TASK OBJECTIVE - Write down each entry again, exactly as it reads.

TASK INPUTS -

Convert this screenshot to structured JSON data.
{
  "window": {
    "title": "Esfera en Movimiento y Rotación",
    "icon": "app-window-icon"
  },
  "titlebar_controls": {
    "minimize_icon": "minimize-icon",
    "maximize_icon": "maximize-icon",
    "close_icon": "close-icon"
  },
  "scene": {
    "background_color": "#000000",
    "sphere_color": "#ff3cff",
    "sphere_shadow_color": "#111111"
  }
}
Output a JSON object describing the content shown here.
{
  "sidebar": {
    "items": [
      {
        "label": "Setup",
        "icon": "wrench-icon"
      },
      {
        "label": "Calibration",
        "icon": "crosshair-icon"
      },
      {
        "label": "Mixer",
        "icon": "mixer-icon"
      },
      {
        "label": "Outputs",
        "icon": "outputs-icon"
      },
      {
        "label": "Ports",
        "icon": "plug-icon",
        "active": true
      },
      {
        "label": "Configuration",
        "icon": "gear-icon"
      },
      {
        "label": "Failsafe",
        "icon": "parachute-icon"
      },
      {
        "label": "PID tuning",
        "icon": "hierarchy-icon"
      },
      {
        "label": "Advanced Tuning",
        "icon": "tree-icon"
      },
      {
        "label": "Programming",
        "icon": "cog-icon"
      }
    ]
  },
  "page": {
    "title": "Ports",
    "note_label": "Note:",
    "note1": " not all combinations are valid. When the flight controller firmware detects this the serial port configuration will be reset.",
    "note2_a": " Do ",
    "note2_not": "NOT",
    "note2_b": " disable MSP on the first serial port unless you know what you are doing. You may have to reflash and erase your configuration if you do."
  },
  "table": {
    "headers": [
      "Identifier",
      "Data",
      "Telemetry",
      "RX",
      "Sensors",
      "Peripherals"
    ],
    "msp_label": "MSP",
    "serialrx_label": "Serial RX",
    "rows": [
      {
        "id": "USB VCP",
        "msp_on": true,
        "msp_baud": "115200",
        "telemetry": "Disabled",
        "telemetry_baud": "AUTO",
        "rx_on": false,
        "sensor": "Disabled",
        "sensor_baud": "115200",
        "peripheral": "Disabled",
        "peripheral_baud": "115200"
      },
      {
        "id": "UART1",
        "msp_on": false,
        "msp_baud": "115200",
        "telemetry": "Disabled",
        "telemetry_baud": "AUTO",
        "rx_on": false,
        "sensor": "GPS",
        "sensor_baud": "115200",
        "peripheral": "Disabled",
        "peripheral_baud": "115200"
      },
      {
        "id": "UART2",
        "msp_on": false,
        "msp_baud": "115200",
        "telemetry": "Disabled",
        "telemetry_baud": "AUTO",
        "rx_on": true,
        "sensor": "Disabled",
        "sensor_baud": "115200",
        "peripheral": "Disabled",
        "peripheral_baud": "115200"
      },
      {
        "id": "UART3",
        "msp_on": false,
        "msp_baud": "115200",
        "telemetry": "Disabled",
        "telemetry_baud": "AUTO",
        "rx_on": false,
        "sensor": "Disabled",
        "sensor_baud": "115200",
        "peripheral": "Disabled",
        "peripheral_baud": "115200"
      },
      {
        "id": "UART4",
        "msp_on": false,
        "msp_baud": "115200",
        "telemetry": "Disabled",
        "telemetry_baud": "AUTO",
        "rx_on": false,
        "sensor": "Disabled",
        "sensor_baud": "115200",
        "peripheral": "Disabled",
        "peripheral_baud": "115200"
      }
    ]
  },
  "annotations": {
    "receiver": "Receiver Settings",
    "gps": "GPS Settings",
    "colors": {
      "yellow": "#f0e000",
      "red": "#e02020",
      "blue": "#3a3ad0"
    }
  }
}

TASK OUTPUT -
Convert this screenshot to structured JSON data.
{
  "window": {
    "title": "Esfera en Movimiento y Rotación",
    "icon": "app-window-icon"
  },
  "titlebar_controls": {
    "minimize_icon": "minimize-icon",
    "maximize_icon": "maximize-icon",
    "close_icon": "close-icon"
  },
  "scene": {
    "background_color": "#000000",
    "sphere_color": "#ff3cff",
    "sphere_shadow_color": "#111111"
  }
}
Output a JSON object describing the content shown here.
{
  "sidebar": {
    "items": [
      {
        "label": "Setup",
        "icon": "wrench-icon"
      },
      {
        "label": "Calibration",
        "icon": "crosshair-icon"
      },
      {
        "label": "Mixer",
        "icon": "mixer-icon"
      },
      {
        "label": "Outputs",
        "icon": "outputs-icon"
      },
      {
        "label": "Ports",
        "icon": "plug-icon",
        "active": true
      },
      {
        "label": "Configuration",
        "icon": "gear-icon"
      },
      {
        "label": "Failsafe",
        "icon": "parachute-icon"
      },
      {
        "label": "PID tuning",
        "icon": "hierarchy-icon"
      },
      {
        "label": "Advanced Tuning",
        "icon": "tree-icon"
      },
      {
        "label": "Programming",
        "icon": "cog-icon"
      }
    ]
  },
  "page": {
    "title": "Ports",
    "note_label": "Note:",
    "note1": " not all combinations are valid. When the flight controller firmware detects this the serial port configuration will be reset.",
    "note2_a": " Do ",
    "note2_not": "NOT",
    "note2_b": " disable MSP on the first serial port unless you know what you are doing. You may have to reflash and erase your configuration if you do."
  },
  "table": {
    "headers": [
      "Identifier",
      "Data",
      "Telemetry",
      "RX",
      "Sensors",
      "Peripherals"
    ],
    "msp_label": "MSP",
    "serialrx_label": "Serial RX",
    "rows": [
      {
        "id": "USB VCP",
        "msp_on": true,
        "msp_baud": "115200",
        "telemetry": "Disabled",
        "telemetry_baud": "AUTO",
        "rx_on": false,
        "sensor": "Disabled",
        "sensor_baud": "115200",
        "peripheral": "Disabled",
        "peripheral_baud": "115200"
      },
      {
        "id": "UART1",
        "msp_on": false,
        "msp_baud": "115200",
        "telemetry": "Disabled",
        "telemetry_baud": "AUTO",
        "rx_on": false,
        "sensor": "GPS",
        "sensor_baud": "115200",
        "peripheral": "Disabled",
        "peripheral_baud": "115200"
      },
      {
        "id": "UART2",
        "msp_on": false,
        "msp_baud": "115200",
        "telemetry": "Disabled",
        "telemetry_baud": "AUTO",
        "rx_on": true,
        "sensor": "Disabled",
        "sensor_baud": "115200",
        "peripheral": "Disabled",
        "peripheral_baud": "115200"
      },
      {
        "id": "UART3",
        "msp_on": false,
        "msp_baud": "115200",
        "telemetry": "Disabled",
        "telemetry_baud": "AUTO",
        "rx_on": false,
        "sensor": "Disabled",
        "sensor_baud": "115200",
        "peripheral": "Disabled",
        "peripheral_baud": "115200"
      },
      {
        "id": "UART4",
        "msp_on": false,
        "msp_baud": "115200",
        "telemetry": "Disabled",
        "telemetry_baud": "AUTO",
        "rx_on": false,
        "sensor": "Disabled",
        "sensor_baud": "115200",
        "peripheral": "Disabled",
        "peripheral_baud": "115200"
      }
    ]
  },
  "annotations": {
    "receiver": "Receiver Settings",
    "gps": "GPS Settings",
    "colors": {
      "yellow": "#f0e000",
      "red": "#e02020",
      "blue": "#3a3ad0"
    }
  }
}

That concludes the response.